Today, Reps. Zoe Lofgren and Jim Sensenbrenner, and Sen. Ron Wyden introduced Aaron’s Law, a bipartisan bill to reform the Computer Fraud and Abuse Act (CFAA), the law notoriously used in the aggressive prosecution of the late Aaron Swartz. Lofgren and Sensenbrenner's bill draws from EFF’s own proposal written in the wake of Aaron’s tragic death and fixes some of the main problems with the CFAA. You can tell your representative to support common sense changes to the CFAA by going here.
For years, the CFAA has been widely abused by the prosecutors to hamper security research, stifle innovation, and lock people away for years who have caused little or no economic harm. The CFAA was originally intended to cover the hacking of defense department and bank computers, but it's been expanded so that it now covers virtually every computer on the Internet while meting out disproportionate penalties for virtual crimes. We’ve written extensively about the need for CFAA reform and Aaron’s Law is a great first step.
First, Lofgren and Sensenbrenner's bill deletes the vague phrase “exceeds authorized access” and clarifies the definition of “access without authorization,” key fixes in a law that has for years been misinterpreted because of its vague definitions. By fixing these definitions, the bill incorporates judgments from the Fourth and Ninth circuits, which held that access in violation of private contracts, like employer agreements and terms of service, are not criminal offenses under the CFAA.
This is a great step forward. The Department of Justice has aggressively argued for an interpretation of the law that would criminalize website terms of service violations. As the Ninth Circuit court explained, under the DOJ’s dangerous—and incorrect—interpretation, “posting for sale an item prohibited by Craigslist's policy, or describing yourself as ‘tall, dark and handsome’ when you're actually short and homely, will earn you a handsome orange jumpsuit.”
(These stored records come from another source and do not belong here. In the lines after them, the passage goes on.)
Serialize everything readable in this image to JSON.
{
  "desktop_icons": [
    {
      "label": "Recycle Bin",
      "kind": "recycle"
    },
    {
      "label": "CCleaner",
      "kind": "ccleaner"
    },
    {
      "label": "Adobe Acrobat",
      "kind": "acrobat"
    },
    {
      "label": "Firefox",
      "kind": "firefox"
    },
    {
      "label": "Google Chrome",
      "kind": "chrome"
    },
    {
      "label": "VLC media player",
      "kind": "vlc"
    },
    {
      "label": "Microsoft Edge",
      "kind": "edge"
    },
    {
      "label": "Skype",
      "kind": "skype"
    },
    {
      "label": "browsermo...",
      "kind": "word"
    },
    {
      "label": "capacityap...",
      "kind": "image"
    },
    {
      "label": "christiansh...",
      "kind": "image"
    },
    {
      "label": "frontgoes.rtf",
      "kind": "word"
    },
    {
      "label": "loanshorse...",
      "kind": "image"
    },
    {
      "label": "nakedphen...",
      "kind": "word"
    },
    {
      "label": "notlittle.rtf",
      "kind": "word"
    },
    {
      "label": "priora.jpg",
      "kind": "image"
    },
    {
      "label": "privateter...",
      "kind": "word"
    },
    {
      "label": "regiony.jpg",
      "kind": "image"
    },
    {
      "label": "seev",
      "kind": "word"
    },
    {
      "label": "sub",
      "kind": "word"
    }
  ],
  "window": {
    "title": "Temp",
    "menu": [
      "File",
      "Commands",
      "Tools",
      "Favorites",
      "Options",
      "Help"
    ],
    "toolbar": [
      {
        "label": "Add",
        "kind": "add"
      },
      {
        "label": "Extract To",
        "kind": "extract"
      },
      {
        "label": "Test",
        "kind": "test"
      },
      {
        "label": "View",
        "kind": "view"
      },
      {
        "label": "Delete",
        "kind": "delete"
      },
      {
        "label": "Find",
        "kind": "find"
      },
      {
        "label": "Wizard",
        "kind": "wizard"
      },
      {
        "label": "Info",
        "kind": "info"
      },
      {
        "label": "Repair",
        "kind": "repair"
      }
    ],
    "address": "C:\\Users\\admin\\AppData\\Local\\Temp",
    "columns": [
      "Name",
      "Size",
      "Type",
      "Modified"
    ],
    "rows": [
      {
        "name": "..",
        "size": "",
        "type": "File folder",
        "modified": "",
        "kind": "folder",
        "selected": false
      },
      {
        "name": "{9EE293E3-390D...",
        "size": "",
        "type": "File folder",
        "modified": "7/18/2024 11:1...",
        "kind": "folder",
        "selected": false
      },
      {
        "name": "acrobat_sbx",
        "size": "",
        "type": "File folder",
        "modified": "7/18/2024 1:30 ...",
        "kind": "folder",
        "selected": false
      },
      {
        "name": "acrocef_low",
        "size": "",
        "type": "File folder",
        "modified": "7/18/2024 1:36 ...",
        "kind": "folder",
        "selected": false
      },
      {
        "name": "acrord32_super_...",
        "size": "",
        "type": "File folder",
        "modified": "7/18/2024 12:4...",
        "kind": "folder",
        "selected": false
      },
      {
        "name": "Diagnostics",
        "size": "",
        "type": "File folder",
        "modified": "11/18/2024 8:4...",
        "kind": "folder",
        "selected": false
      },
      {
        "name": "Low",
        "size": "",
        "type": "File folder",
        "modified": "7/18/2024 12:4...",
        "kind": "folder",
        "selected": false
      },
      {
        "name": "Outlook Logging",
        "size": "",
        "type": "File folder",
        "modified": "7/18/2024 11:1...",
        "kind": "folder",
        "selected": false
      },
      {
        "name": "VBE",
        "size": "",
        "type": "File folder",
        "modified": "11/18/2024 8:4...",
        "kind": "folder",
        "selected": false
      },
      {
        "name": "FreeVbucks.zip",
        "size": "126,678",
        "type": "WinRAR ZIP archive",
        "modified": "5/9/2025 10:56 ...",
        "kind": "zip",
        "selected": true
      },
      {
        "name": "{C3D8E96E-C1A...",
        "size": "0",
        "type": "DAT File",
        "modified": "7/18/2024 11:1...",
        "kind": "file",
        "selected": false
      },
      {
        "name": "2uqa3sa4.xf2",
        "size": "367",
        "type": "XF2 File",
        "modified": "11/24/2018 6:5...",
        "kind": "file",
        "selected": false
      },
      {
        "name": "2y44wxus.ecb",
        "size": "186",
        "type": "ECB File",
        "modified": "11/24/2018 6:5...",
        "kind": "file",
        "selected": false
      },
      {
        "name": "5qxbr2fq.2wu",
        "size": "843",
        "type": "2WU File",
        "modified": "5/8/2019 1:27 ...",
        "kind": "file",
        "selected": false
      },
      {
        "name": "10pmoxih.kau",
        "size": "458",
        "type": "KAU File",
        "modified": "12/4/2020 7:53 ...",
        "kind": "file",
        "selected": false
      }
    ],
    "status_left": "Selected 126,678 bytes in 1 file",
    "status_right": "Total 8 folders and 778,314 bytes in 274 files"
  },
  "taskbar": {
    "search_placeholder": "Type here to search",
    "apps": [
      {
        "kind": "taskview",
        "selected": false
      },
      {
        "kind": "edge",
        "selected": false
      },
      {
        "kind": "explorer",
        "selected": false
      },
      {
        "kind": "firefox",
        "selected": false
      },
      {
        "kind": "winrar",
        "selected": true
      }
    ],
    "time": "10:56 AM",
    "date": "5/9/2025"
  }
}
Without this change, the government could've prosecuted everyday Americans for violating low-level terms of service violations, like accessing your friend's Facebook page, or, for a time, reading Seventeen Magazine when you are under 18 years old. In short, everyone would be a criminal, leaving it up to the government to decide when and where to bring down the hammer.
The bill also addresses provisions that have allowed the Justice Department to use the statute too aggressively by deleting one of the CFAA's redundant clauses and lowering its penalties in specific situations. Both are crucial factors that lead to overzealous persecutions like the ones seen in Andrew ‘Weev’ Auernheimer and Swartz's cases, where multiple felony counts were stacked on top of each other for the same underlying action and where both defendants faced decades in jail for “crimes” that caused little or no economic harm.
While Aaron’s law is clearly an improvement, it is important to point out that it’s far from perfect. We would have liked to see an additional redundant provision cut from the CFAA and more penalty reductions to the draconian scheme currently in the CFAA—notably, the bill sensibly removed the ability to bootstrap penalties in one clause, but not three others.
In order to protect security researchers, innovators and ordinary citizens who take measures to protect their privacy, we have also asked (PDF) for a clause that would clarify that your efforts to mask or hide your real name, personally identifiable information or device identifier—like IP address or MAC address – are not criminal in and of themselves.
But common sense changes to the CFAA are needed to update the law and make it in-line with recent court rulings, and this bill is a great start. Now it's time for Congress act. Tell your representatives to support common sense changes to CFAA reform.